*SOURCE DATA*
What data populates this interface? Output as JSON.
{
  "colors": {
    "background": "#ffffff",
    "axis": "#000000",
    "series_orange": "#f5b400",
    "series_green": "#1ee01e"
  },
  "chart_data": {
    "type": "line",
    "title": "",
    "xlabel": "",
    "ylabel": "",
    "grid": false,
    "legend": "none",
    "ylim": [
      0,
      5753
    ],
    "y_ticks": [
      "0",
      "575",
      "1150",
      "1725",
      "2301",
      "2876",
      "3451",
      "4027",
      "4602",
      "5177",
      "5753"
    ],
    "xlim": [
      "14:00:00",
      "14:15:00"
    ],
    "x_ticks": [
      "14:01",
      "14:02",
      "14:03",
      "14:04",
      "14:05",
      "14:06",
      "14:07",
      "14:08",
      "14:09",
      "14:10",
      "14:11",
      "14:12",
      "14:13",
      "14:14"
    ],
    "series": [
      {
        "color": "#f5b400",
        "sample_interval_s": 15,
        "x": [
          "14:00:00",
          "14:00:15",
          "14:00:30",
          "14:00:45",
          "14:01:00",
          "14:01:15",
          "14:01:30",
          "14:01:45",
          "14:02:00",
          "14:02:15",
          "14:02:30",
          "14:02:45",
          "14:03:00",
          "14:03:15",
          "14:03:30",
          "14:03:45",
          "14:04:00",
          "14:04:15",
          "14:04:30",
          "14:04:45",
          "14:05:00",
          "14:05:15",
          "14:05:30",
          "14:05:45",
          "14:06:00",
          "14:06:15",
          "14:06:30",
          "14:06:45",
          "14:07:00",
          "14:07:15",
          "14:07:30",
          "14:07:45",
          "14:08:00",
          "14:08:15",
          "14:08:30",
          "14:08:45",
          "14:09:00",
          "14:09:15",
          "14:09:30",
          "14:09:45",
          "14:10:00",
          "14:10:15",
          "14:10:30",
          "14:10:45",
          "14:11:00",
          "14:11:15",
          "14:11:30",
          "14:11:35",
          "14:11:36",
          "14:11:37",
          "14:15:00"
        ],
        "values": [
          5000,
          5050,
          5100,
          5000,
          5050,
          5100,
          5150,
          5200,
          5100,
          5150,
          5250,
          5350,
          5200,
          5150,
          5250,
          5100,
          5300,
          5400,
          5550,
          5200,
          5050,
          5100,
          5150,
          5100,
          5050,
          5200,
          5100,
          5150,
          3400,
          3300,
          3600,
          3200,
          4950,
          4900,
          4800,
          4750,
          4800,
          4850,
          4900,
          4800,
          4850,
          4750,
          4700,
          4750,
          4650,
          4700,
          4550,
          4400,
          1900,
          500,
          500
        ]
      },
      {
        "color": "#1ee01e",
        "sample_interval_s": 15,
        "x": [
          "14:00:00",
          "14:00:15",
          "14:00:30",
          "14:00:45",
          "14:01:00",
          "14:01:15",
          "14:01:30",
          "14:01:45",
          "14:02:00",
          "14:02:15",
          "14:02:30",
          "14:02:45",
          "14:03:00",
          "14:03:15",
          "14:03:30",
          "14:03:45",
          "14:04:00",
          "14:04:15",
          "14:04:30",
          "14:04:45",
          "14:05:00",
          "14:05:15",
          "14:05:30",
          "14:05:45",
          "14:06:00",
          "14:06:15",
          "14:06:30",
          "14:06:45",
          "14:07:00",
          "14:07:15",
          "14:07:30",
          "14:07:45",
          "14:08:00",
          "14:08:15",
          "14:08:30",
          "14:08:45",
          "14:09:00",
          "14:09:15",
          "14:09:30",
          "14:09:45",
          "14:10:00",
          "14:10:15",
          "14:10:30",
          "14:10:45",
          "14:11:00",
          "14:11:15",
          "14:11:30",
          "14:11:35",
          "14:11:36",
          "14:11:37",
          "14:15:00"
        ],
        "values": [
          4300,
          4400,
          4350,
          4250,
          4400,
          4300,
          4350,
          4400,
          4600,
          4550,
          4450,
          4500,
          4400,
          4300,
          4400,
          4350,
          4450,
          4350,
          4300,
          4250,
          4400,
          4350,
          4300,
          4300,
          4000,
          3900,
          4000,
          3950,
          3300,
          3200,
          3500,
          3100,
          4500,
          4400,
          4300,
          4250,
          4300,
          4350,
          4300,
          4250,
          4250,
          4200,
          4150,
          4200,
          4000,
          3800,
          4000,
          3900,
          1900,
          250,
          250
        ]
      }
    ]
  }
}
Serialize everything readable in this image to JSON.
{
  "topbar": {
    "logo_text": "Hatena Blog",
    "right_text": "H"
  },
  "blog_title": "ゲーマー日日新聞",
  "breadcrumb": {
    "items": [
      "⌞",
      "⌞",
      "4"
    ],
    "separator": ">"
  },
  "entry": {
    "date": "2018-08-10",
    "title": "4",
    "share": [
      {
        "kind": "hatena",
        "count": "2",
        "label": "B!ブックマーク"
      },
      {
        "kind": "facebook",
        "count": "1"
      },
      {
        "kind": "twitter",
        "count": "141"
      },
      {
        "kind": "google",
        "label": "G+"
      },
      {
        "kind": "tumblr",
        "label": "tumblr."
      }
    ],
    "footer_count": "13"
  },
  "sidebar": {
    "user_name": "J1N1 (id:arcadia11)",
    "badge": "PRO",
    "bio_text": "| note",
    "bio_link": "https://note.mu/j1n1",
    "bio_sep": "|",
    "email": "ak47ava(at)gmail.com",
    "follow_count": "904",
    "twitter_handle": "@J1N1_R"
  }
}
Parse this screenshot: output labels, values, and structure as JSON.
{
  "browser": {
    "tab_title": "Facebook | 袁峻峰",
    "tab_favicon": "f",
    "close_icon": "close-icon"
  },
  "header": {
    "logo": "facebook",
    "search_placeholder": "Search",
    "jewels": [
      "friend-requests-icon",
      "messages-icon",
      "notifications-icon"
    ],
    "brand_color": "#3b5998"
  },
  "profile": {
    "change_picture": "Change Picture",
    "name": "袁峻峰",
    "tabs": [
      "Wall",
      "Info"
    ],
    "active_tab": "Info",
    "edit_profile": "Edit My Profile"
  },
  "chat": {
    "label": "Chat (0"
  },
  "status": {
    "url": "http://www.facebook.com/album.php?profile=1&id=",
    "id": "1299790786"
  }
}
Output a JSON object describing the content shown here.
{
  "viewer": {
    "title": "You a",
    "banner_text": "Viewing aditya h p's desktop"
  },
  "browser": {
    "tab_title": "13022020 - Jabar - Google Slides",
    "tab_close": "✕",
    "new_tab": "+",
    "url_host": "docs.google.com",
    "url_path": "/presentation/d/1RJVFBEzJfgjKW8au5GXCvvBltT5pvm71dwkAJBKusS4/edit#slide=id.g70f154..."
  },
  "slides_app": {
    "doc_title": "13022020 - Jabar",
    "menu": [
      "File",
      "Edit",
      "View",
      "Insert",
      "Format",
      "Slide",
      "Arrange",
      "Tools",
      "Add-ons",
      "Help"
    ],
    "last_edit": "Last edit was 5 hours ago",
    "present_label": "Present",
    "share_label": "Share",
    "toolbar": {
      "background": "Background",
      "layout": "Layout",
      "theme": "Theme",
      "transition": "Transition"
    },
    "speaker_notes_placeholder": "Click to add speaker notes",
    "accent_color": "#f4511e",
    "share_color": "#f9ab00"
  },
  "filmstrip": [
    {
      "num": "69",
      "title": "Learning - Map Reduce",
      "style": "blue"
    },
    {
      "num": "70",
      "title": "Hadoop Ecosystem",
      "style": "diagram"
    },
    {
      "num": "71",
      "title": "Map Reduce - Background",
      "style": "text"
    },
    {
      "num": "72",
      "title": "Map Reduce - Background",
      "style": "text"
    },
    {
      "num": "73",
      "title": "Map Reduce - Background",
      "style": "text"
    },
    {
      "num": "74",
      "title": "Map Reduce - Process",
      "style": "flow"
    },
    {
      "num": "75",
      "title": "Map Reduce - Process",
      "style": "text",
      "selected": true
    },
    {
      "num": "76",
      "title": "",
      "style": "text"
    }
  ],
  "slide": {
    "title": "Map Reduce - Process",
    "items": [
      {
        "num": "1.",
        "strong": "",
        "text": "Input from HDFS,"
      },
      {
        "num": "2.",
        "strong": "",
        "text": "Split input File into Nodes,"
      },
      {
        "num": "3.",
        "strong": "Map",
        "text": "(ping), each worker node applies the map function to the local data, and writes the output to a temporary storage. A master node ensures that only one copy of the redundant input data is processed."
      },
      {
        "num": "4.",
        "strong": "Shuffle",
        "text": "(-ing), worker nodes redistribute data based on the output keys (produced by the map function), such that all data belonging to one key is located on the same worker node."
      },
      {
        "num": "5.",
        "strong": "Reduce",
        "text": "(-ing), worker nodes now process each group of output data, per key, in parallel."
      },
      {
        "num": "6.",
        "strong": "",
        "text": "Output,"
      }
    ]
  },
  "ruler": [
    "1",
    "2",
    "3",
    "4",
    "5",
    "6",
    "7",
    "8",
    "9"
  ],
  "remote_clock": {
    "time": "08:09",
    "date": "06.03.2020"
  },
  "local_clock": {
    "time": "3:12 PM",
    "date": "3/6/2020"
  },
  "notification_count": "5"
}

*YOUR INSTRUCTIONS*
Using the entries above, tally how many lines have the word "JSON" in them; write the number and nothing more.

*EXERCISE ANSWER*
4